**Exercise description:** Retype exactly the lines from the one containing "Decode this image" through the last line of the records below, including both, and leave out any pictures.

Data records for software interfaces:
Start of Block

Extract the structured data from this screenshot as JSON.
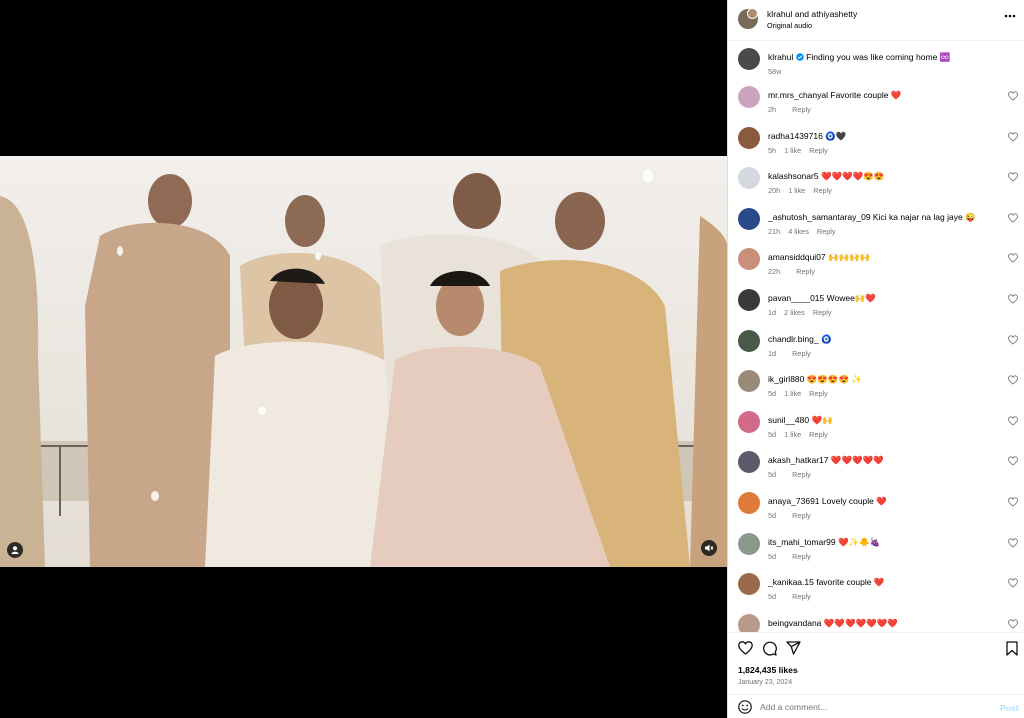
{
  "post": {
    "author_line": "klrahul and athiyashetty",
    "audio": "Original audio",
    "caption_user": "klrahul",
    "caption_text": "Finding you was like coming home ♾️",
    "caption_time": "58w",
    "likes": "1,824,435 likes",
    "date": "January 23, 2024"
  },
  "comments": [
    {
      "user": "mr.mrs_chanyal",
      "text": "Favorite couple ❤️",
      "time": "2h",
      "likes": "",
      "reply": "Reply",
      "avatar": "#c9a3c0"
    },
    {
      "user": "radha1439716",
      "text": "🧿🖤",
      "time": "5h",
      "likes": "1 like",
      "reply": "Reply",
      "avatar": "#8b5a3c"
    },
    {
      "user": "kalashsonar5",
      "text": "❤️❤️❤️❤️😍😍",
      "time": "20h",
      "likes": "1 like",
      "reply": "Reply",
      "avatar": "#d5d8de"
    },
    {
      "user": "_ashutosh_samantaray_09",
      "text": "Kici ka najar na lag jaye 😜",
      "time": "21h",
      "likes": "4 likes",
      "reply": "Reply",
      "avatar": "#2b4a8a"
    },
    {
      "user": "amansiddqui07",
      "text": "🙌🙌🙌🙌",
      "time": "22h",
      "likes": "",
      "reply": "Reply",
      "avatar": "#c98f7a"
    },
    {
      "user": "pavan____015",
      "text": "Wowee🙌❤️",
      "time": "1d",
      "likes": "2 likes",
      "reply": "Reply",
      "avatar": "#3a3a3a"
    },
    {
      "user": "chandlr.bing_",
      "text": "🧿",
      "time": "1d",
      "likes": "",
      "reply": "Reply",
      "avatar": "#4a5a4a"
    },
    {
      "user": "ik_girl880",
      "text": "😍😍😍😍 ✨",
      "time": "5d",
      "likes": "1 like",
      "reply": "Reply",
      "avatar": "#9a8a7a"
    },
    {
      "user": "sunil__480",
      "text": "❤️🙌",
      "time": "5d",
      "likes": "1 like",
      "reply": "Reply",
      "avatar": "#d46a8a"
    },
    {
      "user": "akash_hatkar17",
      "text": "❤️❤️❤️❤️❤️",
      "time": "5d",
      "likes": "",
      "reply": "Reply",
      "avatar": "#5a5a6a"
    },
    {
      "user": "anaya_73691",
      "text": "Lovely couple ❤️",
      "time": "5d",
      "likes": "",
      "reply": "Reply",
      "avatar": "#e07a3a"
    },
    {
      "user": "its_mahi_tomar99",
      "text": "❤️✨🐥🍇",
      "time": "5d",
      "likes": "",
      "reply": "Reply",
      "avatar": "#8a9a8a"
    },
    {
      "user": "_kanikaa.15",
      "text": "favorite couple ❤️",
      "time": "5d",
      "likes": "",
      "reply": "Reply",
      "avatar": "#9a6a4a"
    },
    {
      "user": "beingvandana",
      "text": "❤️❤️❤️❤️❤️❤️❤️",
      "time": "",
      "likes": "",
      "reply": "",
      "avatar": "#b89a8a"
    }
  ],
  "composer": {
    "placeholder": "Add a comment...",
    "post_label": "Post"
  },
  "icons": {
    "more": "more-horizontal-icon",
    "verified": "verified-badge-icon",
    "like": "heart-outline-icon",
    "comment": "comment-icon",
    "share": "send-icon",
    "save": "bookmark-icon",
    "emoji": "emoji-icon",
    "tag": "tagged-user-icon",
    "mute": "volume-muted-icon"
  },
  "colors": {
    "verified": "#0095f6",
    "muted_text": "#737373",
    "post_button": "#b2dffc"
  }
}
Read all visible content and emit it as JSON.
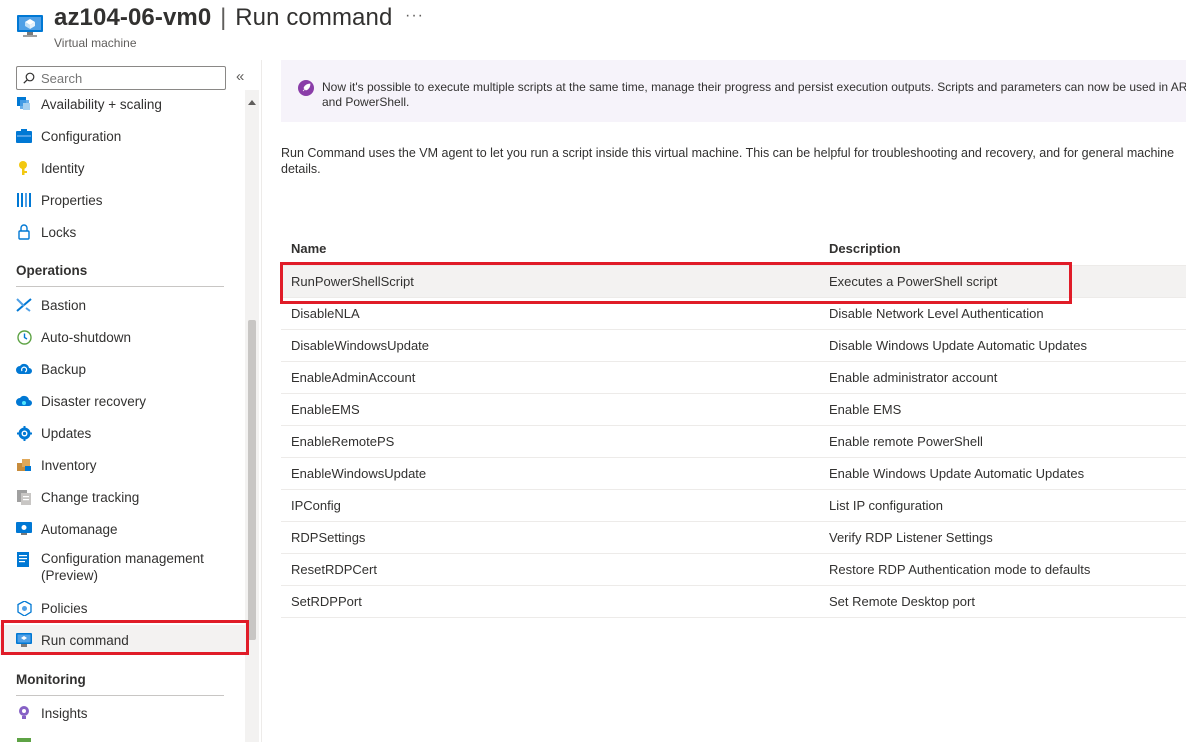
{
  "header": {
    "resource_name": "az104-06-vm0",
    "separator": "|",
    "page_title": "Run command",
    "subtitle": "Virtual machine",
    "more_label": "···"
  },
  "sidebar": {
    "search_placeholder": "Search",
    "collapse_label": "«",
    "items_top": [
      {
        "label": "Availability + scaling",
        "icon": "availability-icon"
      },
      {
        "label": "Configuration",
        "icon": "configuration-icon"
      },
      {
        "label": "Identity",
        "icon": "identity-icon"
      },
      {
        "label": "Properties",
        "icon": "properties-icon"
      },
      {
        "label": "Locks",
        "icon": "lock-icon"
      }
    ],
    "operations_heading": "Operations",
    "operations": [
      {
        "label": "Bastion",
        "icon": "bastion-icon"
      },
      {
        "label": "Auto-shutdown",
        "icon": "clock-icon"
      },
      {
        "label": "Backup",
        "icon": "backup-icon"
      },
      {
        "label": "Disaster recovery",
        "icon": "disaster-recovery-icon"
      },
      {
        "label": "Updates",
        "icon": "updates-icon"
      },
      {
        "label": "Inventory",
        "icon": "inventory-icon"
      },
      {
        "label": "Change tracking",
        "icon": "change-tracking-icon"
      },
      {
        "label": "Automanage",
        "icon": "automanage-icon"
      },
      {
        "label": "Configuration management",
        "label2": "(Preview)",
        "icon": "configuration-management-icon"
      },
      {
        "label": "Policies",
        "icon": "policies-icon"
      },
      {
        "label": "Run command",
        "icon": "run-command-icon"
      }
    ],
    "monitoring_heading": "Monitoring",
    "monitoring": [
      {
        "label": "Insights",
        "icon": "insights-icon"
      }
    ]
  },
  "main": {
    "banner": {
      "line1": "Now it's possible to execute multiple scripts at the same time, manage their progress and persist execution outputs. Scripts and parameters can now be used in ARM",
      "line2": "and PowerShell.",
      "icon": "rocket-icon"
    },
    "description_line1": "Run Command uses the VM agent to let you run a script inside this virtual machine. This can be helpful for troubleshooting and recovery, and for general machine",
    "description_line2": "details.",
    "table": {
      "columns": [
        "Name",
        "Description"
      ],
      "rows": [
        {
          "name": "RunPowerShellScript",
          "description": "Executes a PowerShell script"
        },
        {
          "name": "DisableNLA",
          "description": "Disable Network Level Authentication"
        },
        {
          "name": "DisableWindowsUpdate",
          "description": "Disable Windows Update Automatic Updates"
        },
        {
          "name": "EnableAdminAccount",
          "description": "Enable administrator account"
        },
        {
          "name": "EnableEMS",
          "description": "Enable EMS"
        },
        {
          "name": "EnableRemotePS",
          "description": "Enable remote PowerShell"
        },
        {
          "name": "EnableWindowsUpdate",
          "description": "Enable Windows Update Automatic Updates"
        },
        {
          "name": "IPConfig",
          "description": "List IP configuration"
        },
        {
          "name": "RDPSettings",
          "description": "Verify RDP Listener Settings"
        },
        {
          "name": "ResetRDPCert",
          "description": "Restore RDP Authentication mode to defaults"
        },
        {
          "name": "SetRDPPort",
          "description": "Set Remote Desktop port"
        }
      ]
    }
  },
  "colors": {
    "highlight": "#e01c28",
    "azure_blue": "#0078d4",
    "banner_bg": "#f6f3fa"
  }
}
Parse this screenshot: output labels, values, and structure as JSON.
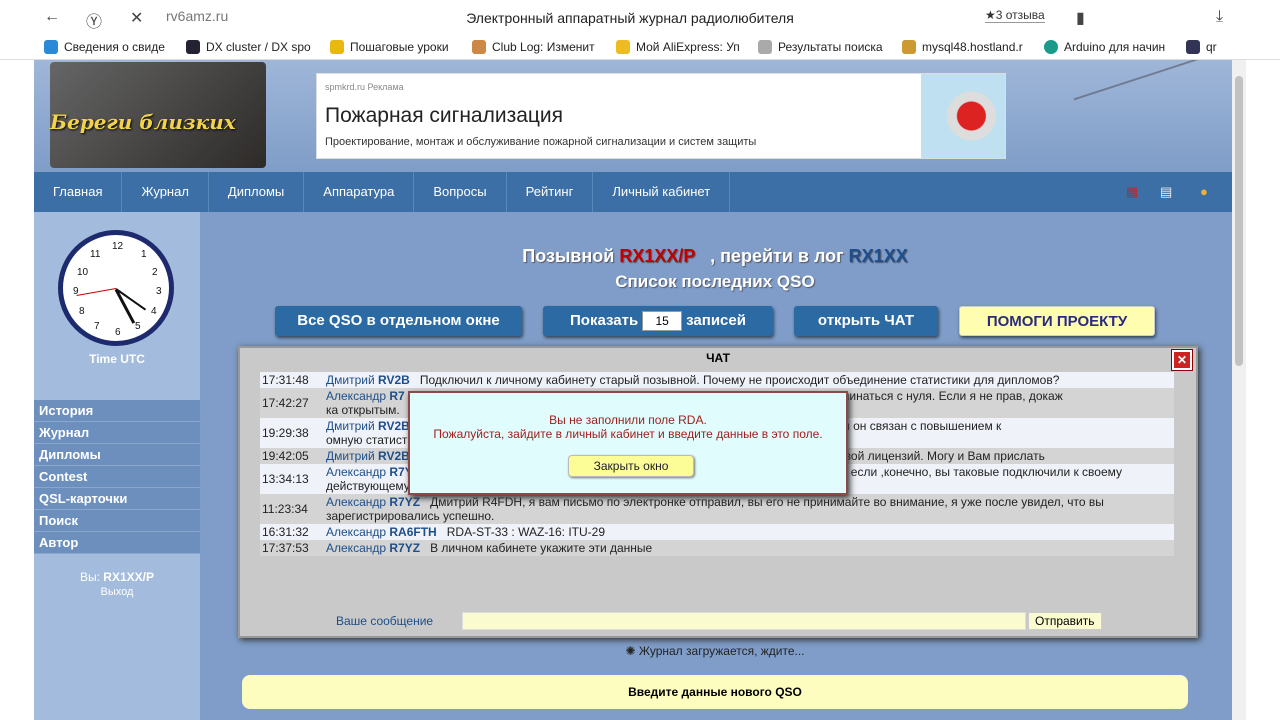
{
  "browser": {
    "url": "rv6amz.ru",
    "title": "Электронный аппаратный журнал радиолюбителя",
    "reviews": "★3 отзыва",
    "bookmarks": [
      "Сведения о свиде",
      "DX cluster / DX spo",
      "Пошаговые уроки",
      "Club Log: Изменит",
      "Мой AliExpress: Уп",
      "Результаты поиска",
      "mysql48.hostland.r",
      "Arduino для начин",
      "qr"
    ]
  },
  "ad": {
    "source": "spmkrd.ru",
    "label": "Реклама",
    "headline": "Пожарная сигнализация",
    "text": "Проектирование, монтаж и обслуживание пожарной сигнализации и систем защиты"
  },
  "logo": "Береги близких",
  "nav": [
    "Главная",
    "Журнал",
    "Дипломы",
    "Аппаратура",
    "Вопросы",
    "Рейтинг",
    "Личный кабинет"
  ],
  "clock": {
    "numbers": [
      "12",
      "1",
      "2",
      "3",
      "4",
      "5",
      "6",
      "7",
      "8",
      "9",
      "10",
      "11"
    ],
    "label": "Time UTC"
  },
  "side_menu": [
    "История",
    "Журнал",
    "Дипломы",
    "Contest",
    "QSL-карточки",
    "Поиск",
    "Автор"
  ],
  "user": {
    "prefix": "Вы:",
    "call": "RX1XX/P",
    "logout": "Выход"
  },
  "heading": {
    "p1": "Позывной",
    "call": "RX1XX/P",
    "p2": ", перейти в лог",
    "log": "RX1XX",
    "sub": "Список последних QSO"
  },
  "buttons": {
    "all_qso": "Все QSO в отдельном окне",
    "show": "Показать",
    "count": "15",
    "records": "записей",
    "open_chat": "открыть ЧАТ",
    "help": "ПОМОГИ ПРОЕКТУ"
  },
  "chat": {
    "title": "ЧАТ",
    "close": "✕",
    "rows": [
      {
        "time": "17:31:48",
        "name": "Дмитрий",
        "call": "RV2B",
        "text": "Подключил к личному кабинету старый позывной. Почему не происходит объединение статистики для дипломов?"
      },
      {
        "time": "17:42:27",
        "name": "Александр",
        "call": "R7",
        "text": "                                                                              вого позывного все должно начинаться с нуля. Если я не прав, докаж                                                                                  ка открытым."
      },
      {
        "time": "19:29:38",
        "name": "Дмитрий",
        "call": "RV2B",
        "text": "                                                                          ого - это технический акт. У меня он связан с повышением к                                                                          омную статистику объединили. Поэтому удивлен вопросу."
      },
      {
        "time": "19:42:05",
        "name": "Дмитрий",
        "call": "RV2B",
        "text": "                                                                          или прислать копии старой и новой лицензий. Могу и Вам прислать"
      },
      {
        "time": "13:34:13",
        "name": "Александр",
        "call": "R7YZ",
        "text": "99% всех дипломов теперь поддерживают работу со старыми позывными, если ,конечно, вы таковые подключили к своему действующему позывному"
      },
      {
        "time": "11:23:34",
        "name": "Александр",
        "call": "R7YZ",
        "text": "Дмитрий R4FDH, я вам письмо по электронке отправил, вы его не принимайте во внимание, я уже после увидел, что вы зарегистрировались успешно."
      },
      {
        "time": "16:31:32",
        "name": "Александр",
        "call": "RA6FTH",
        "text": "RDA-ST-33 : WAZ-16: ITU-29"
      },
      {
        "time": "17:37:53",
        "name": "Александр",
        "call": "R7YZ",
        "text": "В личном кабинете укажите эти данные"
      }
    ],
    "message_label": "Ваше сообщение",
    "send": "Отправить"
  },
  "loading": "Журнал загружается, ждите...",
  "new_qso": "Введите данные нового QSO",
  "modal": {
    "line1": "Вы не заполнили поле RDA.",
    "line2": "Пожалуйста, зайдите в личный кабинет и введите данные в это поле.",
    "close": "Закрыть окно"
  }
}
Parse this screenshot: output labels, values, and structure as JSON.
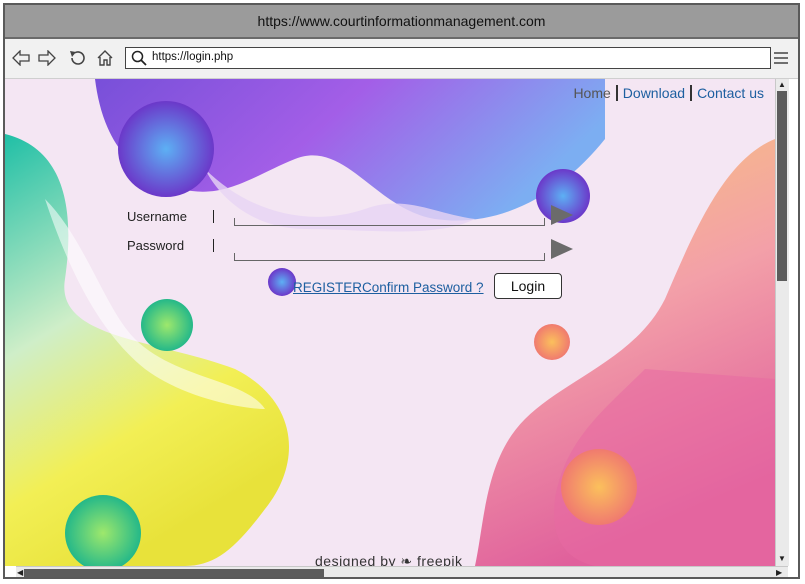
{
  "browser": {
    "title": "https://www.courtinformationmanagement.com",
    "address_url": "https://login.php"
  },
  "nav": {
    "home": "Home",
    "download": "Download",
    "contact": "Contact us"
  },
  "form": {
    "username_label": "Username",
    "password_label": "Password",
    "register_link": "REGISTER",
    "confirm_link": "Confirm Password ?",
    "login_button": "Login"
  },
  "footer": {
    "credit": "designed by ❧ freepik"
  },
  "colors": {
    "nav_active": "#555555",
    "link": "#1d5fa0"
  }
}
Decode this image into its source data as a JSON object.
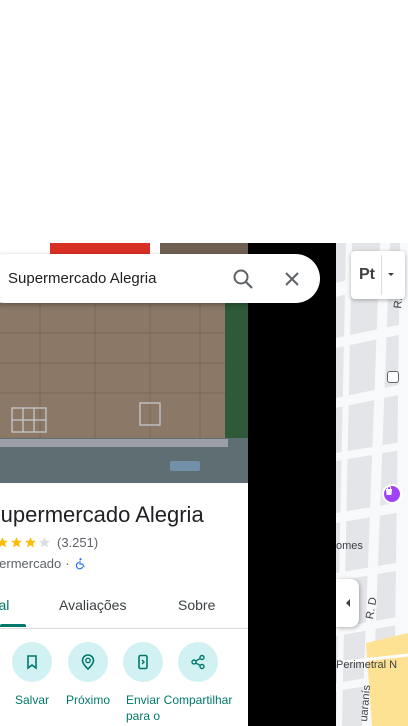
{
  "search": {
    "value": "Supermercado Alegria"
  },
  "place": {
    "title": "Supermercado Alegria",
    "rating_stars": 3,
    "reviews": "(3.251)",
    "category": "Supermercado",
    "accessibility": "wheelchair-accessible-icon"
  },
  "tabs": [
    {
      "label": "Visão geral",
      "visible": "eral",
      "active": true
    },
    {
      "label": "Avaliações"
    },
    {
      "label": "Sobre"
    }
  ],
  "actions": [
    {
      "label": "Salvar",
      "icon": "bookmark-icon"
    },
    {
      "label": "Próximo",
      "icon": "nearby-icon"
    },
    {
      "label": "Enviar para o smartphone",
      "visible": "Enviar para o",
      "icon": "send-to-phone-icon"
    },
    {
      "label": "Compartilhar",
      "visible": "Compartilhar",
      "icon": "share-icon"
    }
  ],
  "map": {
    "layer_code": "Pt",
    "labels": {
      "street_d1": "R. D",
      "street_d2": "R. D",
      "area": "omes",
      "perimetral": "Perimetral N",
      "guaranis": "uaranís"
    }
  },
  "colors": {
    "accent": "#00796b",
    "action_bg": "#d2f1f3",
    "star": "#fbbc04",
    "mall_pin": "#a142f4"
  }
}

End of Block

**Result for this exercise:**
Decode this image into its source data as a JSON object.
{
  "search": {
    "value": "Supermercado Alegria"
  },
  "place": {
    "title": "Supermercado Alegria",
    "rating_stars": 3,
    "reviews": "(3.251)",
    "category": "Supermercado",
    "accessibility": "wheelchair-accessible-icon"
  },
  "tabs": [
    {
      "label": "Visão geral",
      "visible": "eral",
      "active": true
    },
    {
      "label": "Avaliações"
    },
    {
      "label": "Sobre"
    }
  ],
  "actions": [
    {
      "label": "Salvar",
      "icon": "bookmark-icon"
    },
    {
      "label": "Próximo",
      "icon": "nearby-icon"
    },
    {
      "label": "Enviar para o smartphone",
      "visible": "Enviar para o",
      "icon": "send-to-phone-icon"
    },
    {
      "label": "Compartilhar",
      "visible": "Compartilhar",
      "icon": "share-icon"
    }
  ],
  "map": {
    "layer_code": "Pt",
    "labels": {
      "street_d1": "R. D",
      "street_d2": "R. D",
      "area": "omes",
      "perimetral": "Perimetral N",
      "guaranis": "uaranís"
    }
  },
  "colors": {
    "accent": "#00796b",
    "action_bg": "#d2f1f3",
    "star": "#fbbc04",
    "mall_pin": "#a142f4"
  }
}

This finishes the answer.